Take a lap around the infamous Peak District trio of driving roads - the Snake Pass, Strines Pass and Holme Moss summit
By Craig Toone
It’s not hard to see where this loop got its name from, and once circumnavigated, you’ll understand why. Our paddock is Glossop, brimming the tank at the Tesco Station if necessary. A quick canter down the high street funnels us towards the dislocated jaw of the Snake Pass, which climbs smoothly to its 1,680ft summit.
Allow yourself a brief moment to take in the vista, then it’s down into the belly of the snake. After the openness of the moorland, the tall pine trees initially feel claustrophobic, and the road changes tact in tandem, jinking and diving over a now rough (in places) surface. Once past the dormant Snake Inn - what a Caffeine & Machine style venue that would make - the road surface regains its composure but continues to contort in hypnotic fashion.
The relentless rhythm only lets up once you reach the Ladybower Reservoir, a sneaky spot for the occasional speed trap. You may wish to catch your breath at the popular little bikers café, however we’d press on towards the left hand turn onto the Strines Pass, taking a pit-stop at the aptly named Strines Inn. In summer, you’ll be kept company by the free roaming Peacocks - should you choose to sit outside.
Depending on your choice of car, the Strines Pass will either frustrate or liberate as it flips from well-sighted to single-track and blind. Use caution as you take the left onto the A616, for this section of our route is average speed monitored. Not to worry, the yellow leash is brief and to be honest, the road merely exists to connect the dots to the Hazlehead, from where its full NSL steam ahead to Holmefirth.

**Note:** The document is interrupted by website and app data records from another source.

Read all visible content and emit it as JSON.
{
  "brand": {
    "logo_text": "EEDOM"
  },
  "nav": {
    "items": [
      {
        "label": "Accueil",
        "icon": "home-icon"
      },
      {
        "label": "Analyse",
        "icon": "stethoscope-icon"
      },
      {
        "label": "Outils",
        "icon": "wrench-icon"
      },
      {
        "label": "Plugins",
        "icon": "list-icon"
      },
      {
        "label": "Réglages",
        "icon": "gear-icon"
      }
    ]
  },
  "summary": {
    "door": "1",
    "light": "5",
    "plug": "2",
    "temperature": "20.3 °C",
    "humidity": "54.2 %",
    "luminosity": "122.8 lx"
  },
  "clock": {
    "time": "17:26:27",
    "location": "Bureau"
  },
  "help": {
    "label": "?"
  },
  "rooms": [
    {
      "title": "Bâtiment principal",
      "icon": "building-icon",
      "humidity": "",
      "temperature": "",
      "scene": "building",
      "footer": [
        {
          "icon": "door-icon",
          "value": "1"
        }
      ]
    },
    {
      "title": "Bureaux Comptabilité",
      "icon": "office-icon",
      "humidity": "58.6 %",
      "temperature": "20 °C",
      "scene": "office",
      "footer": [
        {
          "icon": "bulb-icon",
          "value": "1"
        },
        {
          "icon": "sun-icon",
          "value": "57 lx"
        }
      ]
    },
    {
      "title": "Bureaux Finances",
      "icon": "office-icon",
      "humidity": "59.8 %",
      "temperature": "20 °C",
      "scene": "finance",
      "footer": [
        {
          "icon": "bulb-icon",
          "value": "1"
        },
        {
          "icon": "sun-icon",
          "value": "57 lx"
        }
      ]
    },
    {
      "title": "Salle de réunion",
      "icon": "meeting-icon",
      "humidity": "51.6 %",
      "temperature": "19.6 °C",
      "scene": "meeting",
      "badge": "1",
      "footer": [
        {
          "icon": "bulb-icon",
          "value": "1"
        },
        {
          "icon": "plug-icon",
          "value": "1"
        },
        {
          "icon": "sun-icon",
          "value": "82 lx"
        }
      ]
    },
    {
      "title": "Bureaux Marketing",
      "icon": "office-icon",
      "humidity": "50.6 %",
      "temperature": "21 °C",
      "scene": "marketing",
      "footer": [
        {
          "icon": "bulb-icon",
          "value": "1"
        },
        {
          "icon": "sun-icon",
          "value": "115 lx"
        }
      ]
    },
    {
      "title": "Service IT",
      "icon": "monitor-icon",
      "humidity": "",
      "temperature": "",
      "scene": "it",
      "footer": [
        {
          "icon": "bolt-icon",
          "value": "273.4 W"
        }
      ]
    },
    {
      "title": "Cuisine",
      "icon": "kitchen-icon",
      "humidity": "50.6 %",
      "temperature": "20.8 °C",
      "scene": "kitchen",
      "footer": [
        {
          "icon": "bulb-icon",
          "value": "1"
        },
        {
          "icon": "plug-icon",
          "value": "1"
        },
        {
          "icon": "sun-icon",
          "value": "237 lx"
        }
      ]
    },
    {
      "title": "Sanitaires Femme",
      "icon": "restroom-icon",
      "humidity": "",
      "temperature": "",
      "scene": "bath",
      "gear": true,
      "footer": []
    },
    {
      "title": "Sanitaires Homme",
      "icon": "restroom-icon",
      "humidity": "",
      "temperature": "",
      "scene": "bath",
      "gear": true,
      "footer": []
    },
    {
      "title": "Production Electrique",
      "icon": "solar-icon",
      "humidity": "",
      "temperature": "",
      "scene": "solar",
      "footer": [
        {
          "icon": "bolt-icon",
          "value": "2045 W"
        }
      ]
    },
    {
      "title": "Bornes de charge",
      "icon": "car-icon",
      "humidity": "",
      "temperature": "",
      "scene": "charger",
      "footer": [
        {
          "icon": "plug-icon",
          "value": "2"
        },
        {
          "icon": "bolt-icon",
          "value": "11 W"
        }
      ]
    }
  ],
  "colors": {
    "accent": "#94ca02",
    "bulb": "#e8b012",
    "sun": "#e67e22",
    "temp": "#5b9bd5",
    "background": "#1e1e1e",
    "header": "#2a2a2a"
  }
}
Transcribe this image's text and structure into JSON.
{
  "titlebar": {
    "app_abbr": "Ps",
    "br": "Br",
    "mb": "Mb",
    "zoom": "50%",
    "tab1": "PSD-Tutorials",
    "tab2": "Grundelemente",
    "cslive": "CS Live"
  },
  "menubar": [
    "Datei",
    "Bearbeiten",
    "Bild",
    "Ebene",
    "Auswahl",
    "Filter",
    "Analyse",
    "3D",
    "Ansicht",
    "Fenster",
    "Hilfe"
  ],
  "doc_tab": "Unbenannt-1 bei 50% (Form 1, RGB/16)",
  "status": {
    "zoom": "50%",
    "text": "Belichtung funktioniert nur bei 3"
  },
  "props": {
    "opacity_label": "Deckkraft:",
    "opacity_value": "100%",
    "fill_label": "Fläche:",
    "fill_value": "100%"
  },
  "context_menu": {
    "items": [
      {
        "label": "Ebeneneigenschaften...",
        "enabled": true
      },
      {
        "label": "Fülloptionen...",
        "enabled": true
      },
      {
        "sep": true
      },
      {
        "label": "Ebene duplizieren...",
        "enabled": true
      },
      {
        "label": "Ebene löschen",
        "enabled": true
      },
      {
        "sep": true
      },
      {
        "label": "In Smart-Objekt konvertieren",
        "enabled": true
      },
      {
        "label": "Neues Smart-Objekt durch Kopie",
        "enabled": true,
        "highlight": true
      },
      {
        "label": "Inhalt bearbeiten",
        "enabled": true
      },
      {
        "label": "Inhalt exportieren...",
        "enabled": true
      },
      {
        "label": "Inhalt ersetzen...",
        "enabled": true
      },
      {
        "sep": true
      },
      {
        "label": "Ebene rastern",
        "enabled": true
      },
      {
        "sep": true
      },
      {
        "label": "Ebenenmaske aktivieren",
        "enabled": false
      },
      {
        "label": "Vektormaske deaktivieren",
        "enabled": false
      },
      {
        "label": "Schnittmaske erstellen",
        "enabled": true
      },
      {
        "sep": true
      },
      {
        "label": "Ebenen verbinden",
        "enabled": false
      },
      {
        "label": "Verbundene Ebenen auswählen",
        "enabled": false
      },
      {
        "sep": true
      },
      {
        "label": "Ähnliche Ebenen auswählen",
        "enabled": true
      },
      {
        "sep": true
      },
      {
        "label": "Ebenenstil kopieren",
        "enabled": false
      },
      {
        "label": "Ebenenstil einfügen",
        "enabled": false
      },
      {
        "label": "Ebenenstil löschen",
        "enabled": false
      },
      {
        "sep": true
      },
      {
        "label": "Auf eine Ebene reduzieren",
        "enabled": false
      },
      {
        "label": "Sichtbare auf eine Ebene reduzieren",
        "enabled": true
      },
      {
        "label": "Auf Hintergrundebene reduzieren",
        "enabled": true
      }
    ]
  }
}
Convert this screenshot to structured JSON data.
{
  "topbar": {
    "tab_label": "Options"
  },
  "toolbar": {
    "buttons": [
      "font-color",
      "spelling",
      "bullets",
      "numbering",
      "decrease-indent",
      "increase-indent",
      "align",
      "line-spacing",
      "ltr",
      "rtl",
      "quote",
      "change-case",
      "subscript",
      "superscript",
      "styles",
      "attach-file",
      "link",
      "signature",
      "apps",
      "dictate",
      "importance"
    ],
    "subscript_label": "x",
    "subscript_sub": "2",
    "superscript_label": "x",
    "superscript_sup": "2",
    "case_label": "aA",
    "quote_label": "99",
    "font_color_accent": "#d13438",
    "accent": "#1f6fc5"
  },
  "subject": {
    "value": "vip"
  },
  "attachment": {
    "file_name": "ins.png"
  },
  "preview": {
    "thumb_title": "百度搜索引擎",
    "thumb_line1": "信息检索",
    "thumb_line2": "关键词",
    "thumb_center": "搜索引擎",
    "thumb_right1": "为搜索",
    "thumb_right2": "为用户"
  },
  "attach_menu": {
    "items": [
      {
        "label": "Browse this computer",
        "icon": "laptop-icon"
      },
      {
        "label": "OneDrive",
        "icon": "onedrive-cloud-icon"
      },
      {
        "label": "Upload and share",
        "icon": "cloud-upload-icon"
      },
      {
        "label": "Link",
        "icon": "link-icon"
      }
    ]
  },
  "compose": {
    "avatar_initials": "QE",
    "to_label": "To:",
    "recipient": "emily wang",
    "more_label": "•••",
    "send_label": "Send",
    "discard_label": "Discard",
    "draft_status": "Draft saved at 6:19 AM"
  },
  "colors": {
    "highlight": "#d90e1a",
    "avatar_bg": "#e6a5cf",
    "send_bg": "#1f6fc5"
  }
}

The road is very wide, the corners are both tight and open, and it takes some getting used to their on/off carousel camber - this is not a road you will master in one hit. Handily, the car park at the summit acts as the perfect pivot point, allowing you to retrace your footsteps. Depending upon your direction of travel the climb will either tax the torque of the strongest AMG Mercedes, or fry the brakes of the most featherweight of Caterhams. There is a reason this section of our route is used in the UK leg of the Tour de France after all.
Once you’ve finished playing the automotive equivalent of a heavy metal Guitar Hero stream, the descent towards Woodhead Reservoir will feel rather calm. That is, until you hit the section of entertaining yumps. The peaty moorland in these parts is rather prone to subsiding, and several ridges are capable of putting fresh air between tyre and tarmac. The clear sightlines will no doubt egg-on the inner BMX riding child within.
Tread carefully when joining Woodhead road - the T-junction feels like a lucky dip due to the routes being a popular detour for truckers and motorists hustling their way between Manchester and Sheffield. An immediate left takes you onto a rollercoaster B-road that skirts the Reservoir before ricocheting off the notorious Devils Elbow corner, bouncing us back towards Glossop and the journey's end. A series of wisely placed speed bumps will allow any lingering thrill to dissipate before you re-join the High Street, complete with the temptation to go for another ‘lap’.